However, it was not allegations of bribery that first brought Blackfire under the glare of public scrutiny. In 2009, when the mayor stopped supporting the mine, protesters took over the site. By November, tensions were high, and three men – a Blackfire employee, as well as a former employee, and one-time contractor – were arrested for the shooting death of anti-mining activist Mariano Abarca Roblero.
Mr. Abarca’s murder is not being investigated by the Mounties and Blackfire has condemned his killing, but his slaying prompted several social justice organizations, such as MiningWatch Canada, to travel to Mexico and encourage the RCMP to probe allegations of corruption.
Alexandra Wrage, whose non-profit company TRACE International provides training to companies and lobbyists on how to comply with anti-bribery laws, said that the allegations about Mayor Calderon’s escalating needs fit a classic pattern.
“As soon as you mark yourself as a company that’s willing to play along, the demands usually increase both in number and in value – and in this case, outrageousness,” Ms. Wrage said. “Once you’re in bed with these guys, you lose control of the situation very quickly.”
The investigation is one of more than 20 that the RCMP has said is being probed by its anti-corruption units, which were launched in 2008. In June, Calgary-based Niko Resources paid a $9.5-million fine after pleading guilty to bribing a Bangladeshi energy minister with a luxury SUV, as well as a trip to Calgary, New York and Chicago.
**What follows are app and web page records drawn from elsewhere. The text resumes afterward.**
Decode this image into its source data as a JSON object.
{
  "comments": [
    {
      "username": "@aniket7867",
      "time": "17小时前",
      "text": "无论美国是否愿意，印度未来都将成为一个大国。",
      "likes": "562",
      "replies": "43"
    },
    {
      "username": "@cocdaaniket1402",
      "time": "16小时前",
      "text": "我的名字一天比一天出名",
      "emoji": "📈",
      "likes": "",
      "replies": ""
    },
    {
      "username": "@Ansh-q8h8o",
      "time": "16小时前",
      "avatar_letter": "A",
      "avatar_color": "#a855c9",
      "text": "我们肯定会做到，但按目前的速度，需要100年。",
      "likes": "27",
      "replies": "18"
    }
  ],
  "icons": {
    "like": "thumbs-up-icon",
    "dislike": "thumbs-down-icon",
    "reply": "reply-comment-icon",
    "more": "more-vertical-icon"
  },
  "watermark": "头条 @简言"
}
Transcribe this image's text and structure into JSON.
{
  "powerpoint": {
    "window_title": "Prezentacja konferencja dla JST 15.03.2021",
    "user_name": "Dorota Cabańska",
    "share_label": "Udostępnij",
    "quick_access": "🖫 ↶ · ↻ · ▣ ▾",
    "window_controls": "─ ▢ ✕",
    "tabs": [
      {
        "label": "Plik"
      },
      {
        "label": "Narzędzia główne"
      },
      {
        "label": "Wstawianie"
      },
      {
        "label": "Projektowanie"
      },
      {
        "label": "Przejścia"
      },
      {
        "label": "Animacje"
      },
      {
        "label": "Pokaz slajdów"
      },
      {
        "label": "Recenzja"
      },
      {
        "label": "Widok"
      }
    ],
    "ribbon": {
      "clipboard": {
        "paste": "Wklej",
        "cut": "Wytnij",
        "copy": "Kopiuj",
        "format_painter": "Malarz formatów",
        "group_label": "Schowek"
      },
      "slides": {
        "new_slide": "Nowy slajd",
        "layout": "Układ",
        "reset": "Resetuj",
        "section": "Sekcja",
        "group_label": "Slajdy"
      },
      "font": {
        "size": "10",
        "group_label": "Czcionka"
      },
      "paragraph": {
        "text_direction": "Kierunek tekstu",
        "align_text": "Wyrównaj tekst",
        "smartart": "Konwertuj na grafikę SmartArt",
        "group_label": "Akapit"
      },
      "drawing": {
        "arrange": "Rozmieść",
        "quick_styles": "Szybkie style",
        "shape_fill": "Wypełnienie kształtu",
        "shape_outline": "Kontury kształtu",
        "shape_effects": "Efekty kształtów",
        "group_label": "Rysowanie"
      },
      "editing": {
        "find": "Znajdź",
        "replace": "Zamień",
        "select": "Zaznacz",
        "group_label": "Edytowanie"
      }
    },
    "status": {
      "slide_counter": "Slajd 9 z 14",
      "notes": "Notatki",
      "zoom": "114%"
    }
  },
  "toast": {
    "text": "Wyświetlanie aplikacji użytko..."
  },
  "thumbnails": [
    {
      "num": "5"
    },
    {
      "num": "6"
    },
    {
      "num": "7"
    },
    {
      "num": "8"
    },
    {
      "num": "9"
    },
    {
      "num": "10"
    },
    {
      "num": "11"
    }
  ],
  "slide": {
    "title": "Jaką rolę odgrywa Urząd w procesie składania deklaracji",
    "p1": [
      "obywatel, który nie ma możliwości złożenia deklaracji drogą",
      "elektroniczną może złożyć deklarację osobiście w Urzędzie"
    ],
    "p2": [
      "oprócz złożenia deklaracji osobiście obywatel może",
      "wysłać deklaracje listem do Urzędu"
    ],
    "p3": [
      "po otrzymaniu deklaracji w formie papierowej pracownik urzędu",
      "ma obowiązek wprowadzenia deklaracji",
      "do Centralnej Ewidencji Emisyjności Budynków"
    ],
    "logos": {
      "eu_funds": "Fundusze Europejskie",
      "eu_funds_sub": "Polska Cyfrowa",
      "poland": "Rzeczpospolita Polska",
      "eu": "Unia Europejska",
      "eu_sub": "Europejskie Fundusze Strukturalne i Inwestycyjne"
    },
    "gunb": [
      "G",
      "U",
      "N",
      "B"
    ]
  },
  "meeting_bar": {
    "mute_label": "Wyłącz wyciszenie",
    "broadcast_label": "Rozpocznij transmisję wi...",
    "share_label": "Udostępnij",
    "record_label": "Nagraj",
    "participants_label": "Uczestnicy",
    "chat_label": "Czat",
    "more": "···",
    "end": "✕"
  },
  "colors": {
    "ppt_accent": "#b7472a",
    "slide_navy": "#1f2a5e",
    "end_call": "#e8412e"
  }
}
Pierre Gratton, the president and chief executive officer of the Mining Association of Canada, said his members support the law. He stressed that Blackfire was not a member.
He said he did not believe that bribery is a big problem for the industry, but added: “If there are companies running afoul of the law then the government should deal with the companies if they get caught.”
– With a report from Andy HoffmanReport Typo/Error